Recent press, television and radio coverage has raised the potential for litigation against conveyancing solicitors for allegedly failing properly to advise large numbers of clients about onerous ground rent clauses contained in leasehold contracts. The leases in question are said to relate to new build properties sold since 2007 with high ground rents which can double every 10 or 25 years, or are linked to the rate of inflation. These expensive ground rent clauses are also said to render the properties difficult to sell. Leasehold Law, an ABS, is understood to be seeking to sign up potential claimants for 'group litigation' against the conveyancing solicitors involved, with one report alleging that solicitors' liability could exceed £500million. However, it is currently unclear what stage the potential claimants are at and how such claims, or litigation, would be funded. This is also not a new issue, or the first time that concerns about onerous ground rents have been raised in the legal, housing and parliamentary sphere.
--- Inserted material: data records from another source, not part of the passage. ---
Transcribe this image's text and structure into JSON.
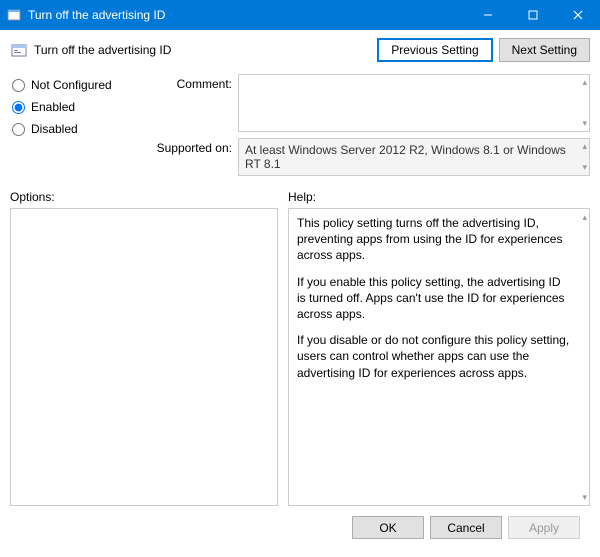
{
  "titlebar": {
    "title": "Turn off the advertising ID"
  },
  "header": {
    "title": "Turn off the advertising ID",
    "previous_label": "Previous Setting",
    "next_label": "Next Setting"
  },
  "config": {
    "not_configured_label": "Not Configured",
    "enabled_label": "Enabled",
    "disabled_label": "Disabled",
    "selected": "enabled",
    "comment_label": "Comment:",
    "comment_value": "",
    "supported_label": "Supported on:",
    "supported_value": "At least Windows Server 2012 R2, Windows 8.1 or Windows RT 8.1"
  },
  "panes": {
    "options_label": "Options:",
    "help_label": "Help:",
    "help_p1": "This policy setting turns off the advertising ID, preventing apps from using the ID for experiences across apps.",
    "help_p2": "If you enable this policy setting, the advertising ID is turned off. Apps can't use the ID for experiences across apps.",
    "help_p3": "If you disable or do not configure this policy setting, users can control whether apps can use the advertising ID for experiences across apps."
  },
  "footer": {
    "ok_label": "OK",
    "cancel_label": "Cancel",
    "apply_label": "Apply"
  }
}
In recent years, there has been criticism of a number of major developers, one of which has apparently made a considerable provision in its accounts to compensate customers.
Prospects of the Court granting a Group Litigation Order ("GLO")
The procedural rules for group litigation are covered by Part 19 of the Civil Procedure Rules (CPR). Group litigation proceedings, in contrast to the US "class action" procedure, must be brought on an opt-in basis, so claimants must actively choose to take part should they wish to receive a share of any damages recovered.
The Court has discretion whether to grant a GLO and would only do so to provide for the effective case management of claims which give rise to "common or related issues of fact or law" (CPR 19.10). Accordingly, until the facts and details of the claims and parties are known there is no certainty that litigation would proceed under a GLO, assuming that the Professional Negligence Pre-Action Protocol did not resolve the issues first. It is also noteworthy that claimants or defendants may apply to the Court for a GLO, or the Court may make an order of its own initiative.
Alternatives to a GLO
In the case of Hobson v Ashton Morton Slack Solicitors  EWHC 1134 (Admin), the Court dismissed the claimants' application for a GLO on the basis that insufficient consideration had been given to pursuing a more cost efficient means of resolving the dispute, such as a 'test case' or 'consolidation' (which is also predicated on effective case management with claimants being permitted to use a single claim form to start all claims). It had not been demonstrated that either method was inappropriate or inaccessible and no group litigation issue had been sufficiently or precisely identified.
More recently, Schmitt v DePuy International Ltd  EWHC 638 (QB) (21 March 2016), was a product liability case involving a number of claims against the same manufacturer. Even though it was accepted that there were common or related issues of fact and law and a large enough group of claimants, the Court still concluded that it would be more appropriate to have a test case or for the claims to be consolidated.
Challenges and benefits of GLOs or other "group action"
Clearly the prospect of any type of group litigation, or claims, involving common facts, parties or practice can present unique challenges for solicitors and their insurers. Depending on the case, these can include issues of notification, aggregation and the coordination of claims amongst multiple or individual insureds.
From our experience of advising on the defence of multiple claims, the likelihood of publicity is invariably a consequence, but effective case management through a GLO, or other group litigation procedure, can be beneficial for defendants and insurers, particularly in relation to coordination, outcomes and issues of costs.
Defendants therefore have an opportunity to be proactive, at an early stage in the dispute resolution process, which could enable large numbers of claims to be dealt with far more efficiently.
Many claimant law firms or alternative business structures periodically seek to bring large numbers of very similar claims, arising from similar facts, where the alleged negligence arises from a common or repeated error. Whether such claims are of sufficient merit to overcome initial scrutiny and justify the pursuit of formal group litigation is always uncertain, with some potential actions falling at the first hurdle, and others being dismissed much later at great financial cost, even if a primary risk of a finding of, for example, breach of duty can be identified. Claimants must establish all of the elements of their cause of action in order to recover damages and as a result many test or lead cases fail.
In relation to the recently reported matters, many of the potential claims may now be statute barred given the passage of almost a decade in some cases. Others may turn on the extent of the advice received, which parties were involved and whether the purchasers would always have gone ahead anyway, even before questions of actual loss come into play.
In the immediate term, affected firms may have to deal with requests by former clients, or claims companies, for the release of files and will need to consider the nature of those requests carefully and how best to respond to them. Something more nuanced than a bland rejection of the request, or the wholesale provision of the file, is likely to be necessary and more prudent.
We are therefore continuing to monitor developments in this area and will provide further updates in due course.